##### DATASET RECORDS #####

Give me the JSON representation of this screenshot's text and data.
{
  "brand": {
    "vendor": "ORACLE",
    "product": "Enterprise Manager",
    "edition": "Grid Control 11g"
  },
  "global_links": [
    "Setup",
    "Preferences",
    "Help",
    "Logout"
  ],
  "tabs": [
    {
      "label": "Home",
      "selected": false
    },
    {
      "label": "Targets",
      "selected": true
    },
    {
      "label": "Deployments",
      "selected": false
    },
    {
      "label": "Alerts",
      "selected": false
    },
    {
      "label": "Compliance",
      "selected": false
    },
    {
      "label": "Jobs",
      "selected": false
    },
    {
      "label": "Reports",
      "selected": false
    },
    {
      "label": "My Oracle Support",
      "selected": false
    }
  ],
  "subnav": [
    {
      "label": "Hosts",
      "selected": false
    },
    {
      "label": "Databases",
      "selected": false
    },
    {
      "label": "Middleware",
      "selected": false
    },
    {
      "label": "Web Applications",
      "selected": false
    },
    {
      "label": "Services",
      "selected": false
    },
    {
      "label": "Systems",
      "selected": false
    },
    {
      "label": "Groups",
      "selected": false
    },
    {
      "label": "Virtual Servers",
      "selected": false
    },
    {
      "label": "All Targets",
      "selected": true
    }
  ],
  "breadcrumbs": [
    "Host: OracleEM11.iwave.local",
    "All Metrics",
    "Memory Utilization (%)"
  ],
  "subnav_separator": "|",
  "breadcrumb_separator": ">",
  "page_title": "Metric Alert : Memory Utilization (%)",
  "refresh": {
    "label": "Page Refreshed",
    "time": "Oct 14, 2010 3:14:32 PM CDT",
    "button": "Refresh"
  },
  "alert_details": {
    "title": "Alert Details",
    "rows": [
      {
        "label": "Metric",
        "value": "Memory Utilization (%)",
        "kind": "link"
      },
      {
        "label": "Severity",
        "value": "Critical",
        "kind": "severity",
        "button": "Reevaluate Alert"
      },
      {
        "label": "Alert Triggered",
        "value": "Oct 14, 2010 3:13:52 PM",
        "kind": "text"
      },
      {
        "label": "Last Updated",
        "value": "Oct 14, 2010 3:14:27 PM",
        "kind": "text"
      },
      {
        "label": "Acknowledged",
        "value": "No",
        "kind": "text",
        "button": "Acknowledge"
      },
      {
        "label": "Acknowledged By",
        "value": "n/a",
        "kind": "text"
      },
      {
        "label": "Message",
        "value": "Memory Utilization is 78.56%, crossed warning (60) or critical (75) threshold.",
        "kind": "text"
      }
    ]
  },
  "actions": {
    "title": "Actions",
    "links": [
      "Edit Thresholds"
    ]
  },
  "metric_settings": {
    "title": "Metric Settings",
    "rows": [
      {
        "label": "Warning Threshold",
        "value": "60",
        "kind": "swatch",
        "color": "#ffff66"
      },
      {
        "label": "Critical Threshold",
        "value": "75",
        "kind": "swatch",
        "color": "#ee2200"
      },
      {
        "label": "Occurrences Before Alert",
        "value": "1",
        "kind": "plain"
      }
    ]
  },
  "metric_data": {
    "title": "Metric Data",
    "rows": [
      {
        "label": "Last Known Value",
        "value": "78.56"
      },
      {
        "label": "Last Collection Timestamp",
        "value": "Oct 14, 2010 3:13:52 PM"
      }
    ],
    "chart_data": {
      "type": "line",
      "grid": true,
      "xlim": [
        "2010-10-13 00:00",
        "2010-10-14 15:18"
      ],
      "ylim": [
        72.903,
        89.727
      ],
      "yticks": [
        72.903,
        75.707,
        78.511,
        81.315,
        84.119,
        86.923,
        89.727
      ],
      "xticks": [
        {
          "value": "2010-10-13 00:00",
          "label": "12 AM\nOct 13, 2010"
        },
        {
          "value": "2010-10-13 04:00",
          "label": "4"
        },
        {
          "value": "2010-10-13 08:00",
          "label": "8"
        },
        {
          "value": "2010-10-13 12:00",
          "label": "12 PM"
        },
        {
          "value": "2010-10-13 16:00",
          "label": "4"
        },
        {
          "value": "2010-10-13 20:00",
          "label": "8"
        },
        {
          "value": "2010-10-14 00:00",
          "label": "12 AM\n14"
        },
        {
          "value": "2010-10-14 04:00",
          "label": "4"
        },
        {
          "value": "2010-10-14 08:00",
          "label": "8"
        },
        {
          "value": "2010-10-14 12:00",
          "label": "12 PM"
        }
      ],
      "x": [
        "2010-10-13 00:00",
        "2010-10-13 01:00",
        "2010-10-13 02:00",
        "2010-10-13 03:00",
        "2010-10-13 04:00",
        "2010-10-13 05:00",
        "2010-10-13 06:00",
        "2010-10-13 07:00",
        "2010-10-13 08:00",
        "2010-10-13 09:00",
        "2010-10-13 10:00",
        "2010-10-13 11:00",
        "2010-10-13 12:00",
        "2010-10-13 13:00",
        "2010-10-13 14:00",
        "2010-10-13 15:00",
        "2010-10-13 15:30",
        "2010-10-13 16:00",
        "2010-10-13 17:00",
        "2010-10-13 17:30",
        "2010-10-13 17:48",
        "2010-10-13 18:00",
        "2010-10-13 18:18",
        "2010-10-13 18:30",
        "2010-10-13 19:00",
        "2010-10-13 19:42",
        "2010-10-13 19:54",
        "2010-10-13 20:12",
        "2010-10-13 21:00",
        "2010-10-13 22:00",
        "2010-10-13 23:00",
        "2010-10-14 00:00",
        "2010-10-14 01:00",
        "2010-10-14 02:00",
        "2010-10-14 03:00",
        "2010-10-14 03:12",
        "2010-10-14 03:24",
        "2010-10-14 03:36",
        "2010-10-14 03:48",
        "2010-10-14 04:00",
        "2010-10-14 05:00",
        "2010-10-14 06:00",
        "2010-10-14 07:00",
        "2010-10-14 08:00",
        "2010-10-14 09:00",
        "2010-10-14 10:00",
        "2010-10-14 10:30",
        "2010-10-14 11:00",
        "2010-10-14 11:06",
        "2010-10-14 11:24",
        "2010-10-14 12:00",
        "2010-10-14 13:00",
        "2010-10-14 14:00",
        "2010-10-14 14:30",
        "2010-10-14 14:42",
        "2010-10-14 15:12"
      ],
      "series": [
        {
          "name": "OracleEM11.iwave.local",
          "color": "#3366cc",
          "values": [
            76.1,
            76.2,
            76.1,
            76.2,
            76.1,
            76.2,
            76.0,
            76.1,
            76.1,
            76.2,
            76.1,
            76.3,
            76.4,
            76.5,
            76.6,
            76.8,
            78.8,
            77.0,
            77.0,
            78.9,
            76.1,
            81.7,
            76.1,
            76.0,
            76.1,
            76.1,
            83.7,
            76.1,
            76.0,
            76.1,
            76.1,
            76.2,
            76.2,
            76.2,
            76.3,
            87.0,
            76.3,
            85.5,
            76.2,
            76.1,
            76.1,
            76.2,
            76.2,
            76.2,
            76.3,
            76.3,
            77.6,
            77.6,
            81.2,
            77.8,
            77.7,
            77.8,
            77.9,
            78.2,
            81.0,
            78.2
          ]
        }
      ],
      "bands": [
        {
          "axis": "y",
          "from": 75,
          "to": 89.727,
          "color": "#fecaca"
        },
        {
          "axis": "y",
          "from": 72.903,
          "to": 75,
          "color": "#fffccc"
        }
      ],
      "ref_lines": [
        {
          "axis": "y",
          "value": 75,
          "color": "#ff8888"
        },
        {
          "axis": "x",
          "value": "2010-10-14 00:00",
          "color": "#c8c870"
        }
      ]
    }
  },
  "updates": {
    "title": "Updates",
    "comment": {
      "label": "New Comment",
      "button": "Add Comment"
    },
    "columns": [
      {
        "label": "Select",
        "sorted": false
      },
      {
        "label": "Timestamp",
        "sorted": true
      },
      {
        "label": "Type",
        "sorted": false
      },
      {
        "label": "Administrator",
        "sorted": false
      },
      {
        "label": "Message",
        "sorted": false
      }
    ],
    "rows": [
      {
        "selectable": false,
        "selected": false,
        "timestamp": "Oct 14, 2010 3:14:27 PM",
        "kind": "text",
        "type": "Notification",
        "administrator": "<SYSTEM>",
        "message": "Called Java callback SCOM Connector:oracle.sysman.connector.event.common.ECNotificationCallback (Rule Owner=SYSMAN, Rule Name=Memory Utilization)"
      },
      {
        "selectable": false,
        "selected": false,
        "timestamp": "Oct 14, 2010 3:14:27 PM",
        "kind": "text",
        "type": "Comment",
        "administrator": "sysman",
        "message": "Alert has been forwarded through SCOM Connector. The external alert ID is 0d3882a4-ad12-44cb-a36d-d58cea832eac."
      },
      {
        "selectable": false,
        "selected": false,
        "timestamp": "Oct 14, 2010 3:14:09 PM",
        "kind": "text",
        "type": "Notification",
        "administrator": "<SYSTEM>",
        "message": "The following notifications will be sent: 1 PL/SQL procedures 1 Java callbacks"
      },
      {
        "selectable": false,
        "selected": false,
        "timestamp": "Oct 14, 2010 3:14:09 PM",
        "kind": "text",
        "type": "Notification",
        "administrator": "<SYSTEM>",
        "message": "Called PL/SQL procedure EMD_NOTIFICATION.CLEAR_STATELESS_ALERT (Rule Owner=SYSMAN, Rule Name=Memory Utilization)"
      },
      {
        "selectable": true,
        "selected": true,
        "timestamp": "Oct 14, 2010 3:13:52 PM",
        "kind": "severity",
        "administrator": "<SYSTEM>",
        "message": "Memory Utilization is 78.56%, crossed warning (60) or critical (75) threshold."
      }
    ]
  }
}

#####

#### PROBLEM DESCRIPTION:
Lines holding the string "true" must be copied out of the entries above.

#### WRITTEN ANSWER:
      "selected": true
      "selected": true
      "grid": true,
        "sorted": true
        "selectable": true,
        "selected": true,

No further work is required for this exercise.